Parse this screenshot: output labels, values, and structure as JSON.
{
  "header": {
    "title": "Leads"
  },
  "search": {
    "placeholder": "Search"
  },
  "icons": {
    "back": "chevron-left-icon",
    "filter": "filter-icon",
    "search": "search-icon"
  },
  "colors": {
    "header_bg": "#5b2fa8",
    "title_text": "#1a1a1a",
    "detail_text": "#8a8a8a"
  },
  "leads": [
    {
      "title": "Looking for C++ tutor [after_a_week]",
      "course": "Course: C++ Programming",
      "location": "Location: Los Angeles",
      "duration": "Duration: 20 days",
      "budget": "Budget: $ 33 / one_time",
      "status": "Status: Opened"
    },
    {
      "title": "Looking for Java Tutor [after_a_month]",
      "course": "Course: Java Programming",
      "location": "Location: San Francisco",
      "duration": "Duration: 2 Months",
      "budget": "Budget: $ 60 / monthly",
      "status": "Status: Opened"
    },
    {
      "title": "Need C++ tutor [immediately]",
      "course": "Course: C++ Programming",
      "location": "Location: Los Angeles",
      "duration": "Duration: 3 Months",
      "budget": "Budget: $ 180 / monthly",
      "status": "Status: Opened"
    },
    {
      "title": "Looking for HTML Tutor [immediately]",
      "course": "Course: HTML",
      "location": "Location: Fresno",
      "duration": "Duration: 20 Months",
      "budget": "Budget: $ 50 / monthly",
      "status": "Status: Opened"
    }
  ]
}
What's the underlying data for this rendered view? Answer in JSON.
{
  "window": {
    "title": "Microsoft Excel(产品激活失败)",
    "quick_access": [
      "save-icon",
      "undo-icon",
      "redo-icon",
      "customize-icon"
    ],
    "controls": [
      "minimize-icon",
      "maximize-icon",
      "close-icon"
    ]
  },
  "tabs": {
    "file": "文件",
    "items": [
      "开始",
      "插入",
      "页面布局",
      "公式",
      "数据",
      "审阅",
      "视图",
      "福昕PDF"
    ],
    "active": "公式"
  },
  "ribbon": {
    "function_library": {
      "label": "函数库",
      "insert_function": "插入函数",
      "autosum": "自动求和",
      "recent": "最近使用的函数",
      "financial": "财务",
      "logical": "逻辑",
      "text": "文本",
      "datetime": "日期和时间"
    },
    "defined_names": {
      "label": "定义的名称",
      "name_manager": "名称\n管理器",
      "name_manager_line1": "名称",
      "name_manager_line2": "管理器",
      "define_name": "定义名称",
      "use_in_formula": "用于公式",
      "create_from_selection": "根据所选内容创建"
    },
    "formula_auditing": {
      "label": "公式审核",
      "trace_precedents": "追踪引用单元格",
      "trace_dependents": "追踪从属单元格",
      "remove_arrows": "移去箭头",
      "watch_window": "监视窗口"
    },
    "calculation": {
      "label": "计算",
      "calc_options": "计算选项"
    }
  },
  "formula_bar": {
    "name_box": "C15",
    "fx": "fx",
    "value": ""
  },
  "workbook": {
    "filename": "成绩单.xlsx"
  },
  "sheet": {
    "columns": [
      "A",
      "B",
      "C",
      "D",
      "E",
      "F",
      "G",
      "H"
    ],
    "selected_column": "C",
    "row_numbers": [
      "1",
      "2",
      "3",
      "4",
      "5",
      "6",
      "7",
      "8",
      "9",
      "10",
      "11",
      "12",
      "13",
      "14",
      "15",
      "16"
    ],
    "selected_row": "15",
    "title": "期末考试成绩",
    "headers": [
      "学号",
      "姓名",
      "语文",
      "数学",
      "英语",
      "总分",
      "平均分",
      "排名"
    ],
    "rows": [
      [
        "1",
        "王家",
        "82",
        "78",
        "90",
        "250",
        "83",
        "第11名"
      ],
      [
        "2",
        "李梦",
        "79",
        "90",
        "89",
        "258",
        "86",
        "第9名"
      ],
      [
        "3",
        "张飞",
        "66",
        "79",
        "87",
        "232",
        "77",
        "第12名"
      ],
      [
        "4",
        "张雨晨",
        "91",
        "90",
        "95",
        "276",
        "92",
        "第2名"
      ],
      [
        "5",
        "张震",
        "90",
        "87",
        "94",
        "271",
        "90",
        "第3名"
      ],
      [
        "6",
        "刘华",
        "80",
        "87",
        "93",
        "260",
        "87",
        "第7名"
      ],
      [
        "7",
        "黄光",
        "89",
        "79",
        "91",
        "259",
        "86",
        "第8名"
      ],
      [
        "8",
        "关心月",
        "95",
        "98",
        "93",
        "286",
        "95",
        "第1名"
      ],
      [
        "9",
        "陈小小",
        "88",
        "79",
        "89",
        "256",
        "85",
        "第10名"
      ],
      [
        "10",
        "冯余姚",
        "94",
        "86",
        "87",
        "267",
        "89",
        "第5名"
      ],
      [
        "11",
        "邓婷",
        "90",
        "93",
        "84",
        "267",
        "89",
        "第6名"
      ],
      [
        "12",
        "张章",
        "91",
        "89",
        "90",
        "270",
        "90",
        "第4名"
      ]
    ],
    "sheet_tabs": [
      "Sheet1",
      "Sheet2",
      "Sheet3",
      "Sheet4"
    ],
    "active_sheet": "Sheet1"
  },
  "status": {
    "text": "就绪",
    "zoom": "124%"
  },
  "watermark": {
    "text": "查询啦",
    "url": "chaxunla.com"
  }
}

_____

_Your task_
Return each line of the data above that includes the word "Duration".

_Response to the exercise_
      "duration": "Duration: 20 days",
      "duration": "Duration: 2 Months",
      "duration": "Duration: 3 Months",
      "duration": "Duration: 20 Months",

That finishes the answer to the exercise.